-- DATA RECORDS follows --

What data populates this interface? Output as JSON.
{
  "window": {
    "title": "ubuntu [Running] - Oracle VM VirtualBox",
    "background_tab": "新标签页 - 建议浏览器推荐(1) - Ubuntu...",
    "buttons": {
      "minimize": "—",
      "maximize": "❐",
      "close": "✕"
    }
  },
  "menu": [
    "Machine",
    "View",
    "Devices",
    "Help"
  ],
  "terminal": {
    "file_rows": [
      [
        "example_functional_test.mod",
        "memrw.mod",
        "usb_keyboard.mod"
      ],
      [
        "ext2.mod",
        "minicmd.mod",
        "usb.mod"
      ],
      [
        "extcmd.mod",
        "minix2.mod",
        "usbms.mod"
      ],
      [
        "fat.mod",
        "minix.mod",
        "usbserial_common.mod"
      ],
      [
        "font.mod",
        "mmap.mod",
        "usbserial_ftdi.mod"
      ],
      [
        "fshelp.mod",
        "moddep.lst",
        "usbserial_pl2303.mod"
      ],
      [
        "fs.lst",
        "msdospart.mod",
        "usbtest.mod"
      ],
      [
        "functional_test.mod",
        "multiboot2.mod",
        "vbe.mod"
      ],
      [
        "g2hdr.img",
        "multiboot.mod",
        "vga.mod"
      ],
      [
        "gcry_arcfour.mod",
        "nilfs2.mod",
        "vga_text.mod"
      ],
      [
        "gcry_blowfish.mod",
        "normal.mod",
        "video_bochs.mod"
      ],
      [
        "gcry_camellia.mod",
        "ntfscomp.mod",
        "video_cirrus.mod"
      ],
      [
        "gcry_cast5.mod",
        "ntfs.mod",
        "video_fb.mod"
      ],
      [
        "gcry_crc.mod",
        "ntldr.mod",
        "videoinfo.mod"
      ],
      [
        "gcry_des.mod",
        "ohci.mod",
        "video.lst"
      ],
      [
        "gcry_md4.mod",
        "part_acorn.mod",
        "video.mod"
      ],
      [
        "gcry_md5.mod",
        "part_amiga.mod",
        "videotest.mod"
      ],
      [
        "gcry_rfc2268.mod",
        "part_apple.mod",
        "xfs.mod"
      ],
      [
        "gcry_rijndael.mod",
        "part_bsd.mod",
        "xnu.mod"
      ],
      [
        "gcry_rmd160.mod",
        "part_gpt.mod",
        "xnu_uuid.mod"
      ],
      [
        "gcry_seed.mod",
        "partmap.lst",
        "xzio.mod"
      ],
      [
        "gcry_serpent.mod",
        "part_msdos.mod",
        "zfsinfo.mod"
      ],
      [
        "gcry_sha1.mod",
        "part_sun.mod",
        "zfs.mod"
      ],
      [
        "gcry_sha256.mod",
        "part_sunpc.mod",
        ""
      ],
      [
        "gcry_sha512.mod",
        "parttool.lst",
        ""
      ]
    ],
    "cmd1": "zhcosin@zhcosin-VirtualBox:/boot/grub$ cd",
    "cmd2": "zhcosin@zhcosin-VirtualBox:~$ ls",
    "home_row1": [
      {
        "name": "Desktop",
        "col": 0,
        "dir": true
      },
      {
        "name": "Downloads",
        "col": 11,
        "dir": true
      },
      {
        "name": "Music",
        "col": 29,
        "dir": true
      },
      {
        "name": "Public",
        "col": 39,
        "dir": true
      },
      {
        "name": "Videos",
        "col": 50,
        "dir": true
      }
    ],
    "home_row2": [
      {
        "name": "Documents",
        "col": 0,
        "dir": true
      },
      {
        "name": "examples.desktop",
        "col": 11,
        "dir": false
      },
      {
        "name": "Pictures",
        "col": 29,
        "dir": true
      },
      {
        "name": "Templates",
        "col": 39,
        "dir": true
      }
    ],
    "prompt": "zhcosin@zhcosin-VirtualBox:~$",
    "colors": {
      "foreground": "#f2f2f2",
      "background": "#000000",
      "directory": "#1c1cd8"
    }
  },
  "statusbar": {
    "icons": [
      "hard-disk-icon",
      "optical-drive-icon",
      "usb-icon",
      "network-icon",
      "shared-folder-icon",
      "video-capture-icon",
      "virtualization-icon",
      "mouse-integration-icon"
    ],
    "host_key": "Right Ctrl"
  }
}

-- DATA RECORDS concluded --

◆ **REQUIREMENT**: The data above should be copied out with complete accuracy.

◆ **COMPLETED TASK**:
What data populates this interface? Output as JSON.
{
  "window": {
    "title": "ubuntu [Running] - Oracle VM VirtualBox",
    "background_tab": "新标签页 - 建议浏览器推荐(1) - Ubuntu...",
    "buttons": {
      "minimize": "—",
      "maximize": "❐",
      "close": "✕"
    }
  },
  "menu": [
    "Machine",
    "View",
    "Devices",
    "Help"
  ],
  "terminal": {
    "file_rows": [
      [
        "example_functional_test.mod",
        "memrw.mod",
        "usb_keyboard.mod"
      ],
      [
        "ext2.mod",
        "minicmd.mod",
        "usb.mod"
      ],
      [
        "extcmd.mod",
        "minix2.mod",
        "usbms.mod"
      ],
      [
        "fat.mod",
        "minix.mod",
        "usbserial_common.mod"
      ],
      [
        "font.mod",
        "mmap.mod",
        "usbserial_ftdi.mod"
      ],
      [
        "fshelp.mod",
        "moddep.lst",
        "usbserial_pl2303.mod"
      ],
      [
        "fs.lst",
        "msdospart.mod",
        "usbtest.mod"
      ],
      [
        "functional_test.mod",
        "multiboot2.mod",
        "vbe.mod"
      ],
      [
        "g2hdr.img",
        "multiboot.mod",
        "vga.mod"
      ],
      [
        "gcry_arcfour.mod",
        "nilfs2.mod",
        "vga_text.mod"
      ],
      [
        "gcry_blowfish.mod",
        "normal.mod",
        "video_bochs.mod"
      ],
      [
        "gcry_camellia.mod",
        "ntfscomp.mod",
        "video_cirrus.mod"
      ],
      [
        "gcry_cast5.mod",
        "ntfs.mod",
        "video_fb.mod"
      ],
      [
        "gcry_crc.mod",
        "ntldr.mod",
        "videoinfo.mod"
      ],
      [
        "gcry_des.mod",
        "ohci.mod",
        "video.lst"
      ],
      [
        "gcry_md4.mod",
        "part_acorn.mod",
        "video.mod"
      ],
      [
        "gcry_md5.mod",
        "part_amiga.mod",
        "videotest.mod"
      ],
      [
        "gcry_rfc2268.mod",
        "part_apple.mod",
        "xfs.mod"
      ],
      [
        "gcry_rijndael.mod",
        "part_bsd.mod",
        "xnu.mod"
      ],
      [
        "gcry_rmd160.mod",
        "part_gpt.mod",
        "xnu_uuid.mod"
      ],
      [
        "gcry_seed.mod",
        "partmap.lst",
        "xzio.mod"
      ],
      [
        "gcry_serpent.mod",
        "part_msdos.mod",
        "zfsinfo.mod"
      ],
      [
        "gcry_sha1.mod",
        "part_sun.mod",
        "zfs.mod"
      ],
      [
        "gcry_sha256.mod",
        "part_sunpc.mod",
        ""
      ],
      [
        "gcry_sha512.mod",
        "parttool.lst",
        ""
      ]
    ],
    "cmd1": "zhcosin@zhcosin-VirtualBox:/boot/grub$ cd",
    "cmd2": "zhcosin@zhcosin-VirtualBox:~$ ls",
    "home_row1": [
      {
        "name": "Desktop",
        "col": 0,
        "dir": true
      },
      {
        "name": "Downloads",
        "col": 11,
        "dir": true
      },
      {
        "name": "Music",
        "col": 29,
        "dir": true
      },
      {
        "name": "Public",
        "col": 39,
        "dir": true
      },
      {
        "name": "Videos",
        "col": 50,
        "dir": true
      }
    ],
    "home_row2": [
      {
        "name": "Documents",
        "col": 0,
        "dir": true
      },
      {
        "name": "examples.desktop",
        "col": 11,
        "dir": false
      },
      {
        "name": "Pictures",
        "col": 29,
        "dir": true
      },
      {
        "name": "Templates",
        "col": 39,
        "dir": true
      }
    ],
    "prompt": "zhcosin@zhcosin-VirtualBox:~$",
    "colors": {
      "foreground": "#f2f2f2",
      "background": "#000000",
      "directory": "#1c1cd8"
    }
  },
  "statusbar": {
    "icons": [
      "hard-disk-icon",
      "optical-drive-icon",
      "usb-icon",
      "network-icon",
      "shared-folder-icon",
      "video-capture-icon",
      "virtualization-icon",
      "mouse-integration-icon"
    ],
    "host_key": "Right Ctrl"
  }
}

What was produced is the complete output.